Prostaglandin D 2 inhibits hair growth and is elevated in bald scalp of men with androgenetic alopecia

Luis A. Garza, Yaping Liu, Zaixin Yang, Brinda Alagesan, John A. Lawson, Scott M. Norberg, Dorothy E. Loy, Tailun Zhao, Hanz B. Blatt, David C. Stanton, Lee Carrasco, Gurpreet Ahluwalia, Susan M. Fischer, Garret A. FitzGerald, George Cotsarelis

Research output: Contribution to journalArticlepeer-review

148 Scopus citations


Testosterone is necessary for the development of male pattern baldness, known as androgenetic alopecia (AGA); yet, the mechanisms for decreased hair growth in this disorder are unclear. We show that prostaglandin D 2 synthase (PTGDS) is elevated at the mRNA and protein levels in bald scalp compared to haired scalp of men with AGA. The product of PTGDS enzyme activity, prostaglandin D 2 (PGD 2), is similarly elevated in bald scalp. During normal follicle cycling in mice, Ptgds and PGD 2 levels increase immediately preceding the regression phase, suggesting an inhibitory effect on hair growth. We show that PGD 2 inhibits hair growth in explanted human hair follicles and when applied topically to mice. Hair growth inhibition requires the PGD 2 receptor G protein (heterotrimeric guanine nucleotide)-coupled receptor 44 (GPR44), but not the PGD 2 receptor 1 (PTGDR). Furthermore, we find that a transgenic mouse, K14-Ptgs2, which targets prostaglandin-endoperoxide synthase 2 expression to the skin, demonstrates elevated levels of PGD 2 in the skin and develops alopecia, follicular miniaturization, and sebaceous gland hyperplasia, which are all hallmarks of human AGA. These results define PGD2 as an inhibitor of hair growth in AGA and suggest the PGD 2-GPR44 pathway as a potential target for treatment.

Original languageEnglish (US)
Article number26ra34
JournalScience translational medicine
Issue number126
StatePublished - Mar 21 2012

ASJC Scopus subject areas

  • General Medicine

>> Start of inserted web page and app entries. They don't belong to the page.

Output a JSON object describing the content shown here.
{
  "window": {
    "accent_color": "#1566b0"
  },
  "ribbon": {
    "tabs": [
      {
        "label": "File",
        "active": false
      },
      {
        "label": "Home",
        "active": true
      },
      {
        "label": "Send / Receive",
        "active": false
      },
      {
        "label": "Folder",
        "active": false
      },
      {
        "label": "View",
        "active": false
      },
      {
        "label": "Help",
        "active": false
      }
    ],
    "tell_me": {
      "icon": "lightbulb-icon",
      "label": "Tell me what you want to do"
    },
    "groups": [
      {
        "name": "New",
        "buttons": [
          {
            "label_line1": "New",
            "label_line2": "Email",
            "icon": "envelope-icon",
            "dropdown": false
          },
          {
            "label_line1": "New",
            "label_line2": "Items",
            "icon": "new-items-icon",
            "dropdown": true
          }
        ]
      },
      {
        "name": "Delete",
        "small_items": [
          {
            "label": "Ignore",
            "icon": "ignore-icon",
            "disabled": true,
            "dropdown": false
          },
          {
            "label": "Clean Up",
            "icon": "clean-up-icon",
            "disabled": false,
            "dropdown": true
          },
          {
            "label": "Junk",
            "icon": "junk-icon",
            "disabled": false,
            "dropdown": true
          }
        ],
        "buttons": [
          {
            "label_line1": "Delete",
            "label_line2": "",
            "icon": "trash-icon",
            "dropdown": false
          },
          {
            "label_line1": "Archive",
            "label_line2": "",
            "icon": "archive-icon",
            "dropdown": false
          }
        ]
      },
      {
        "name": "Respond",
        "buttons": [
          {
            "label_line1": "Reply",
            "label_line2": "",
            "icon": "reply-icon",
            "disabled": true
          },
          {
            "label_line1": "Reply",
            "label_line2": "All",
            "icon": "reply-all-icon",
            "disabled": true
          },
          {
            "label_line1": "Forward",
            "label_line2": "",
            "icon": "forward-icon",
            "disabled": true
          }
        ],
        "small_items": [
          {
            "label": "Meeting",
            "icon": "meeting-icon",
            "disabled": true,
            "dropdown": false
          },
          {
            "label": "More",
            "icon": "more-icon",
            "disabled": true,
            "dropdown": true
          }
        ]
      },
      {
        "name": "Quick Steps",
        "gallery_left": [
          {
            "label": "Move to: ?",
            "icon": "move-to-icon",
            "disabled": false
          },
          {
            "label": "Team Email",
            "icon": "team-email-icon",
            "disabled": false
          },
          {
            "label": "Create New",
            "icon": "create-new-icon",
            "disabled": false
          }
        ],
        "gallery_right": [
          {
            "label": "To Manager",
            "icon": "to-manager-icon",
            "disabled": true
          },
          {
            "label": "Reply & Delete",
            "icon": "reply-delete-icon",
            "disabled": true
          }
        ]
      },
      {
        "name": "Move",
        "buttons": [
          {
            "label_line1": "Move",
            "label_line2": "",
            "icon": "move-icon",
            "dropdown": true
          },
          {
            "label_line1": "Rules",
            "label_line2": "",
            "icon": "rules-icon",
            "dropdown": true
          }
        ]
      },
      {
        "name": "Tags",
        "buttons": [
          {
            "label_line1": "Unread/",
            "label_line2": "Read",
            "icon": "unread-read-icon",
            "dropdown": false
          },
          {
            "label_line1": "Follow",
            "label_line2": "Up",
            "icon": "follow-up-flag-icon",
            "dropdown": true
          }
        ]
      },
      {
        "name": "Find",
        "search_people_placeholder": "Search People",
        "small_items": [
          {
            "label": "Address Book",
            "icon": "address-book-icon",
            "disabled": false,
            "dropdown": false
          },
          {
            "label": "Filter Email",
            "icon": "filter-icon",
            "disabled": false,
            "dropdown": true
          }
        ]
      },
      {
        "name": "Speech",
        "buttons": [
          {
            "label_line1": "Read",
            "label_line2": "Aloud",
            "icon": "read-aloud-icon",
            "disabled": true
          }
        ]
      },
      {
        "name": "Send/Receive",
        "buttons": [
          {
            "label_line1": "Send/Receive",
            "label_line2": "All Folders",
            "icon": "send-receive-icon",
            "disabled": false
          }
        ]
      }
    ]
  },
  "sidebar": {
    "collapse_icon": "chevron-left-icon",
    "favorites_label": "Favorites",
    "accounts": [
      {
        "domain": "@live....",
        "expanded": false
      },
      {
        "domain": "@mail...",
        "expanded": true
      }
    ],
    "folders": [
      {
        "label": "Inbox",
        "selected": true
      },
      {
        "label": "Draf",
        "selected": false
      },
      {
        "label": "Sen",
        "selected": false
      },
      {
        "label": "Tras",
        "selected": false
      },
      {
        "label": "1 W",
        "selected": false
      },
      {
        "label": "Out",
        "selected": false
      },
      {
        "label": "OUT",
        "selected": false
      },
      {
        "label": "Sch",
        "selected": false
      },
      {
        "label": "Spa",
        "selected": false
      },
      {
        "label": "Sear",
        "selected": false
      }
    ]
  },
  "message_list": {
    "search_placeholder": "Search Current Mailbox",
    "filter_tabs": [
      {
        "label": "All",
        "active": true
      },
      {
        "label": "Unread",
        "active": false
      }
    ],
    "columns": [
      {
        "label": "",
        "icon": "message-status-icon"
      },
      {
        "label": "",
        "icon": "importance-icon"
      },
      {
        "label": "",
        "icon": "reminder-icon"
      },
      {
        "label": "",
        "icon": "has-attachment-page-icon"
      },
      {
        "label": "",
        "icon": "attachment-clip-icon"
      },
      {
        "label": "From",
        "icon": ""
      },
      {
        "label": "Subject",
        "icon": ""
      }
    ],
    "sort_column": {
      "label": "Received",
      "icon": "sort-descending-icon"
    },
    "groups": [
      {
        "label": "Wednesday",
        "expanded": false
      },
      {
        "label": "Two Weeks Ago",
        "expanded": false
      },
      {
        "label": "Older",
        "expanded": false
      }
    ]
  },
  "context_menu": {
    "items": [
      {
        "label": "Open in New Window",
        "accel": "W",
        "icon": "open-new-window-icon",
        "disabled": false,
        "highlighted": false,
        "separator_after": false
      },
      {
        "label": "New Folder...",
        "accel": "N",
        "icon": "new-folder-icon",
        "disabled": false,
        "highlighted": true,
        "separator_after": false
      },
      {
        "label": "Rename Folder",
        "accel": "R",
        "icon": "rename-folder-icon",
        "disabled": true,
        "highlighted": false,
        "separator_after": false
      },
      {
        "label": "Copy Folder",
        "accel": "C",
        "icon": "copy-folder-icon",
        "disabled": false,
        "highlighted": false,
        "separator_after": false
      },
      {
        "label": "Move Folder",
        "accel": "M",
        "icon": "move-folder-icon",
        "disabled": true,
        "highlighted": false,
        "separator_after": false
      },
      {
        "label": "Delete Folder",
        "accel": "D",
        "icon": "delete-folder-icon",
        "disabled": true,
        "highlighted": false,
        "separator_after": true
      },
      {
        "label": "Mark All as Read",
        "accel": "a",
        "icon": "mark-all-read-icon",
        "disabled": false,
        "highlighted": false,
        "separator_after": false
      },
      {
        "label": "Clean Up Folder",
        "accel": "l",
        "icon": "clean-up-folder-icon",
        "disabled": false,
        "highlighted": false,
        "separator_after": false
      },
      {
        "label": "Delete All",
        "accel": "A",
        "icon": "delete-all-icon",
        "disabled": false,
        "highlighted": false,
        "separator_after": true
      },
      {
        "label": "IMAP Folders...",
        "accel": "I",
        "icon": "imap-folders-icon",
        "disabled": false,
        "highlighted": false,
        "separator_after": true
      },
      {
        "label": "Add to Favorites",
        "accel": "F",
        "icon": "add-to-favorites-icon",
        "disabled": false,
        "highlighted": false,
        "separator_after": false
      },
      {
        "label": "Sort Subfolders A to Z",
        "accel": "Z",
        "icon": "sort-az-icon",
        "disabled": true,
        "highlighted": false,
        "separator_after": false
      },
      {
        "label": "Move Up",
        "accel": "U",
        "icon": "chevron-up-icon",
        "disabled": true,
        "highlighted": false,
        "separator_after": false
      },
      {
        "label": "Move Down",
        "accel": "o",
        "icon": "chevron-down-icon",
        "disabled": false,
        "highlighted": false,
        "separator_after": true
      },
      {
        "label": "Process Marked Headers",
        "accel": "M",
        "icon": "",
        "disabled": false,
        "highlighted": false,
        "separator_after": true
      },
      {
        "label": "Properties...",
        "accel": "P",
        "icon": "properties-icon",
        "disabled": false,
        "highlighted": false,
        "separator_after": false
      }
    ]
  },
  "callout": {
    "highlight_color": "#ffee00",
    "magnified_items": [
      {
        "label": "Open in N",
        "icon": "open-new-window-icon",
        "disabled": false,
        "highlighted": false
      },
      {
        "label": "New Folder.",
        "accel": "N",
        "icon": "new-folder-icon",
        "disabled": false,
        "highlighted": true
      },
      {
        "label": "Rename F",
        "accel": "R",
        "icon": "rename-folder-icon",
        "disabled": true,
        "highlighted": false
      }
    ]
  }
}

Dive into the research topics of 'Prostaglandin D 2 inhibits hair growth and is elevated in bald scalp of men with androgenetic alopecia'. Together they form a unique fingerprint.

Cite this